A colourful, abstract self-portrait by Betty Lin

A collage self-portrait by Betty Lin. Photo by David Stonhouse.

This artist engaged 12 newcomer youth from eight countries to explore their lived experiences and challenge stereotypes.
2 min. read

Saskatoon artist David Stonhouse always wanted to do an Artists in Communities project – “It’s such a cool program” – but the timing wasn’t right, and he wasn’t sure of an organization with which to partner. He had long admired programming for newcomer youth offered by Dana Durrell at Saskatoon Open Door Society, including a Dungeons and Dragons group and a synthesizer sound project. “I was so jealous of these kids,” he says. “I wanted to be part of it, too.”

A drawing of a woman wearing a hijab and holding her hand up.

A self-portrait in graphite by participant Jana Shaaban.

Photo by David Stonhouse.

The resulting collaboration saw 12 newcomer youth from eight countries engage with artwork at the Remai Modern, using it as a springboard to create their own work. The project culminated with a gallery exhibition at BAM (Bridges Art Movement). 

Newcomer youth have already experienced art in some shape or form; it's a universal language. They have art knowledge and experiences that they can tap into before learning English. Our project provides them with exposure to a great variety of ideas around art and creation,” Stonhouse explains. “This is an empowering project that amplifies individual voices of a marginalized community. Art has power that goes beyond the visual; it improves the inner lives of people, while also bringing them together.”

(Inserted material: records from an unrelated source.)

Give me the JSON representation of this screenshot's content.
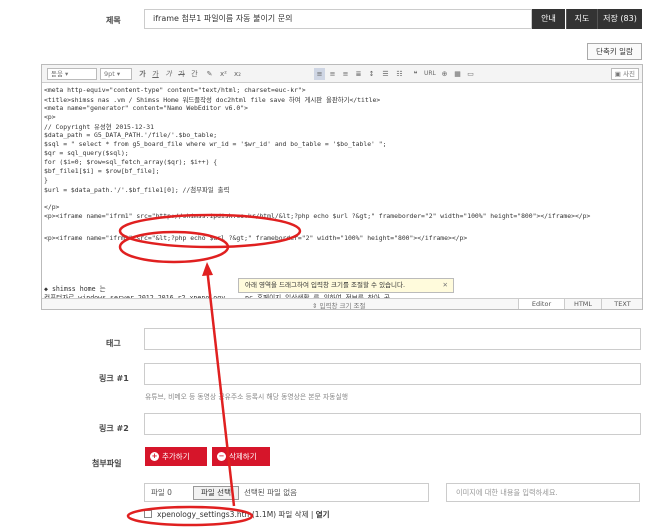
{
  "subject": {
    "label": "제목",
    "value": "iframe 첨부1 파일이름 자동 불이기 문의",
    "buttons": [
      "안내",
      "지도",
      "저장 (83)"
    ]
  },
  "shortcut_button": "단축키 일람",
  "toolbar": {
    "font_select": "돋움",
    "size_select": "9pt",
    "buttons": [
      "가",
      "가",
      "가",
      "가",
      "간",
      "",
      "가",
      "가"
    ],
    "photo_button": "사진"
  },
  "code_lines": [
    "<meta http-equiv=\"content-type\" content=\"text/html; charset=euc-kr\">",
    "<title>shimss nas .vm / Shimss Home 워드플작성 doc2html file save 하여 게시판 올판하기</title>",
    "<meta name=\"generator\" content=\"Namo WebEditor v6.0\">",
    "<p>",
    "// Copyright 유성현 2015-12-31",
    "$data_path = G5_DATA_PATH.'/file/'.$bo_table;",
    "$sql = \" select * from g5_board_file where wr_id = '$wr_id' and bo_table = '$bo_table' \";",
    "$qr = sql_query($sql);",
    "for ($i=0; $row=sql_fetch_array($qr); $i++) {",
    " $bf_file1[$i] = $row[bf_file];",
    "}",
    "$url = $data_path.'/'.$bf_file1[0]; //첨부파일 출력",
    "",
    "</p>",
    "<p><iframe name=\"ifrm1\" src=\"http://shimss.ipdisk.co.kr/html/&lt;?php echo $url ?&gt;\" frameborder=\"2\" width=\"100%\" height=\"800\"></iframe></p>",
    "",
    "<p><iframe name=\"ifrm1\" src=\"&lt;?php echo $url ?&gt;\" frameborder=\"2\" width=\"100%\" height=\"800\"></iframe></p>"
  ],
  "bottom_lines": [
    "◆ shimss home 는",
    "컴퓨터자료 windows server 2012 2016 r2 xpenology ... pc 홈페이지 일상생활 를 위하여 정보를 찾아 공"
  ],
  "tooltip": {
    "text": "아래 영역을 드래그하여 입력창 크기를 조절할 수 있습니다.",
    "close": "✕"
  },
  "resize_label": "⇕ 입력창 크기 조절",
  "editor_modes": [
    "Editor",
    "HTML",
    "TEXT"
  ],
  "tag": {
    "label": "태그",
    "value": ""
  },
  "link1": {
    "label": "링크 #1",
    "value": "",
    "hint": "유튜브, 비메오 등 동영상 공유주소 등록시 해당 동영상은 본문 자동실행"
  },
  "link2": {
    "label": "링크 #2",
    "value": ""
  },
  "attach": {
    "label": "첨부파일",
    "add_button": "추가하기",
    "delete_button": "삭제하기",
    "file_count": "파일 0",
    "file_select": "파일 선택",
    "file_none": "선택된 파일 없음",
    "desc_placeholder": "이미지에 대한 내용을 입력하세요.",
    "existing_name": "xpenology_settings3.htm",
    "existing_size": "(1.1M)",
    "existing_delete": "파일 삭제",
    "existing_open": "열기"
  },
  "colors": {
    "accent_red": "#d6152a",
    "dark": "#333333",
    "annotation": "#e02020"
  }
}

The Remai Modern originally served as the group’s home base, with the gallery offering free space, admission and materials. Then COVID-19 Variants of Concern began running rampant, and the project had to move to Zoom. Stonhouse made the most of the platform, showcasing work from exhibitions at the Remai and giving the youth prompts to create related work, such as self-portraits, documentary photographs and collages.

Through artmaking the youth explored their lived experiences and challenged stereotypes. “We talked about 2020 and how tough it’s been, how in the news there’s been a lot of hate and bad information – negative connotations, xenophobia, travel bans – connected to the immigrant experience. We wanted to take that back, dispel the label and show that these kids are unique and diverse. They’re complicated; they have identities,” Stonhouse notes.

As an artist Stonhouse appreciated the opportunity to look at the world differently. “It’s really exciting to experience that with them. There’s a double learning going on. I’m seeing new perspectives on things, myself.”

The experience makes Stonhouse want to do another Artists in Communities project immediately. “Lots of times, being an artist is a solitary thing. I love the community, being with people, seeing their response and watching them take it in an unexpected direction.”